Tamar R Makin – One of the best experts on this subject based on the ideXlab platform.

  • Brain (re)organisation following Amputation: implications for phantom limb pain.
    NeuroImage, 2020
    Co-Authors: Tamar R Makin, Herta Flor

    Abstract:

    Abstract Following Arm Amputation the region that represented the missing hand in primary somatosensory cortex (S1) becomes deprived of its primary input, resulting in changed boundaries of the S1 body map. This remapping process has been termed ‘reorganisation’ and has been attributed to multiple mechanisms, including increased expression of previously masked inputs. In a maladaptive plasticity model, such reorganisation has been associated with phantom limb pain (PLP). Brain activity associated with phantom hand movements is also correlated with PLP, suggesting that preserved limb functional representation may serve as a complementary process. Here we review some of the most recent evidence for the potential drivers and consequences of brain (re)organisation following Amputation, based on human neuroimaging. We emphasise other perceptual and behavioural factors consequential to Arm Amputation, such as non-painful phantom sensations, perceived limb ownership, intact hand compensatory behaviour or prosthesis use, which have also been related to both cortical changes and PLP. We also discuss new findings based on interventions designed to alter the brain representation of the phantom limb, including augmented/virtual reality applications and brain computer interfaces. These studies point to a close interaction of sensory changes and alterations in brain regions involved in body representation, pain processing and motor control. Finally, we review recent evidence based on methodological advances such as high field neuroimaging and multivariate techniques that provide new opportunities to interrogate somatosensory representations in the missing hand cortical territory. Collectively, this research highlights the need to consider potential contributions of additional brain mechanisms, beyond S1 remapping, and the dynamic interplay of contextual factors with brain changes for understanding and alleviating PLP.

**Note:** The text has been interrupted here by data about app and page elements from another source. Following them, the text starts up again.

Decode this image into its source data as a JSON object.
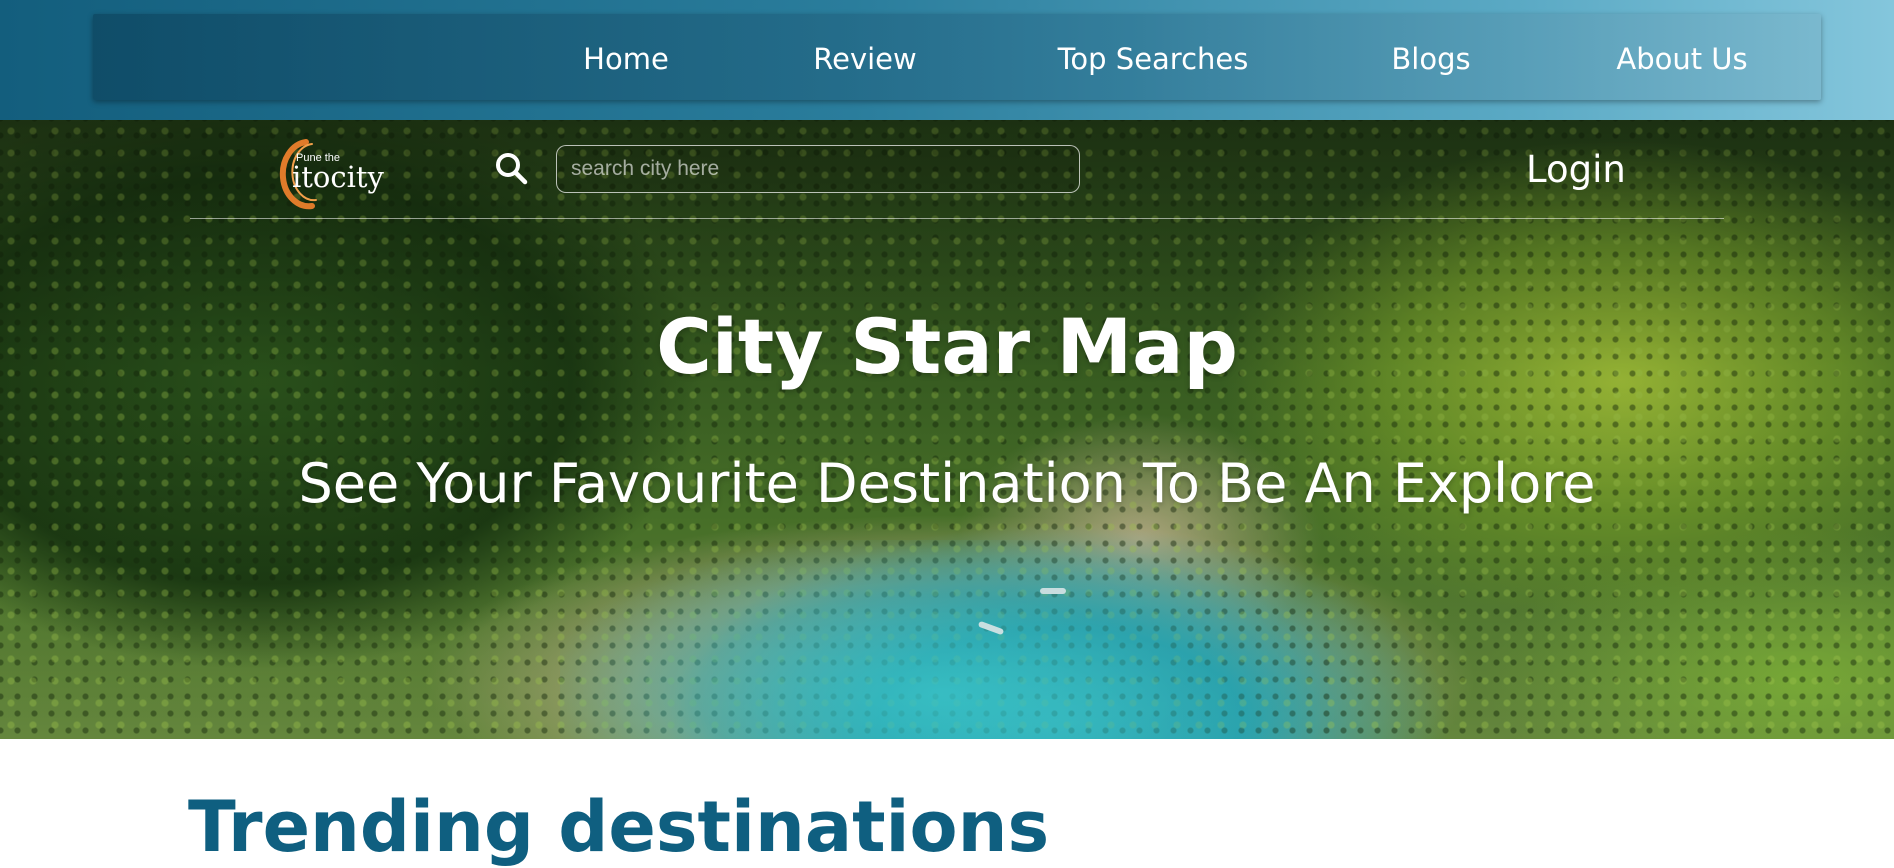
{
  "nav": {
    "items": [
      {
        "label": "Home"
      },
      {
        "label": "Review"
      },
      {
        "label": "Top Searches"
      },
      {
        "label": "Blogs"
      },
      {
        "label": "About Us"
      }
    ]
  },
  "header": {
    "logo": {
      "small_text": "Pune the",
      "big_text": "itocity",
      "ring_color": "#e07b2a"
    },
    "search": {
      "placeholder": "search city here",
      "value": "",
      "icon": "search-icon"
    },
    "login_label": "Login"
  },
  "hero": {
    "title": "City Star Map",
    "subtitle": "See Your Favourite Destination To Be An Explore"
  },
  "main": {
    "section_title": "Trending destinations"
  },
  "colors": {
    "nav_gradient_start": "#135e7d",
    "nav_gradient_end": "#84c6dc",
    "section_title": "#0f5f80",
    "text_light": "#ffffff"
  }
}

  • Stability of Sensory Topographies in Adult Cortex
    Trends in Cognitive Sciences, 2017
    Co-Authors: Tamar R Makin, Sliman J. Bensmaia

    Abstract:

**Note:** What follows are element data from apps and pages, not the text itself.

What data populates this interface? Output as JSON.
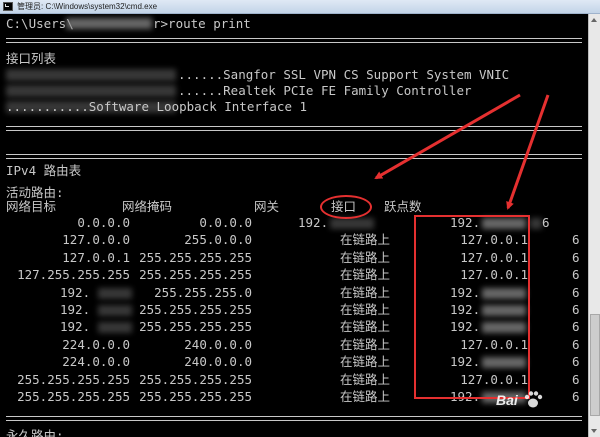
{
  "window": {
    "title": "管理员: C:\\Windows\\system32\\cmd.exe",
    "app_icon": "cmd-icon"
  },
  "console": {
    "prompt_prefix": "C:\\Users\\",
    "prompt_suffix": "r>route print",
    "interface_list_header": "接口列表",
    "interfaces": [
      "......Sangfor SSL VPN CS Support System VNIC",
      "......Realtek PCIe FE Family Controller",
      "...........Software Loopback Interface 1"
    ],
    "ipv4_header": "IPv4 路由表",
    "active_routes_label": "活动路由:",
    "columns": {
      "destination": "网络目标",
      "netmask": "网络掩码",
      "gateway": "网关",
      "interface": "接口",
      "metric": "跃点数"
    },
    "routes": [
      {
        "destination": "0.0.0.0",
        "netmask": "0.0.0.0",
        "gateway": "192.",
        "interface": "192.",
        "metric": "6"
      },
      {
        "destination": "127.0.0.0",
        "netmask": "255.0.0.0",
        "gateway": "在链路上",
        "interface": "127.0.0.1",
        "metric": "6"
      },
      {
        "destination": "127.0.0.1",
        "netmask": "255.255.255.255",
        "gateway": "在链路上",
        "interface": "127.0.0.1",
        "metric": "6"
      },
      {
        "destination": "127.255.255.255",
        "netmask": "255.255.255.255",
        "gateway": "在链路上",
        "interface": "127.0.0.1",
        "metric": "6"
      },
      {
        "destination": "192.",
        "netmask": "255.255.255.0",
        "gateway": "在链路上",
        "interface": "192.",
        "metric": "6"
      },
      {
        "destination": "192.",
        "netmask": "255.255.255.255",
        "gateway": "在链路上",
        "interface": "192.",
        "metric": "6"
      },
      {
        "destination": "192.",
        "netmask": "255.255.255.255",
        "gateway": "在链路上",
        "interface": "192.",
        "metric": "6"
      },
      {
        "destination": "224.0.0.0",
        "netmask": "240.0.0.0",
        "gateway": "在链路上",
        "interface": "127.0.0.1",
        "metric": "6"
      },
      {
        "destination": "224.0.0.0",
        "netmask": "240.0.0.0",
        "gateway": "在链路上",
        "interface": "192.",
        "metric": "6"
      },
      {
        "destination": "255.255.255.255",
        "netmask": "255.255.255.255",
        "gateway": "在链路上",
        "interface": "127.0.0.1",
        "metric": "6"
      },
      {
        "destination": "255.255.255.255",
        "netmask": "255.255.255.255",
        "gateway": "在链路上",
        "interface": "192.",
        "metric": "6"
      }
    ],
    "persistent_routes_label": "永久路由:"
  },
  "annotations": {
    "color": "#e53030"
  },
  "watermark": {
    "text": "Bai"
  }
}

    Textbooks teach us that the removal of sensory input to sensory cortex, for example, following Arm Amputation, results in massive reorganisation in the adult brain. In this opinion article, we critically examine evidence for functional reorganisation of sensory cortical representations, focusing on the sequelae of Arm Amputation on somatosensory topographies. Based on literature from human and non-human primates, we conclude that the cortical representation of the limb remains remarkably stable despite the loss of its main peripheral input. Furthermore, the purportedly massive reorganisation results primarily from the formation or potentiation of new pathways in subcortical structures and does not produce novel functional sensory representations. We discuss the implications of the stability of sensory representations on the development of upper-limb neuroprostheses.

  • Revealing the neural fingerprints of a missing hand
    eLife, 2016
    Co-Authors: Sanne Kikkert, Irene Tracey, Heidi Johansen-berg, James Kolasinski, Saad Jbabdi, Christian F. Beckmann, Tamar R Makin

    Abstract:

    The hand area of the primary somatosensory cortex contains detailed finger topography, thought to be shaped and maintained by daily life experience. Here we utilise phantom sensations and ultra high-field neuroimaging to uncover preserved, though latent, representation of amputees’ missing hand. We show that representation of the missing hand’s individual fingers persists in the primary somatosensory cortex even decades after Arm Amputation. By demonstrating stable topography despite Amputation, our finding questions the extent to which continued sensory input is necessary to maintain organisation in sensory cortex, thereby reopening the question what happens to a cortical territory once its main input is lost. The discovery of persistent digit topography of amputees’ missing hand could be exploited for the development of intuitive and fine-grained control of neuroprosthetics, requiring neural signals of individual digits.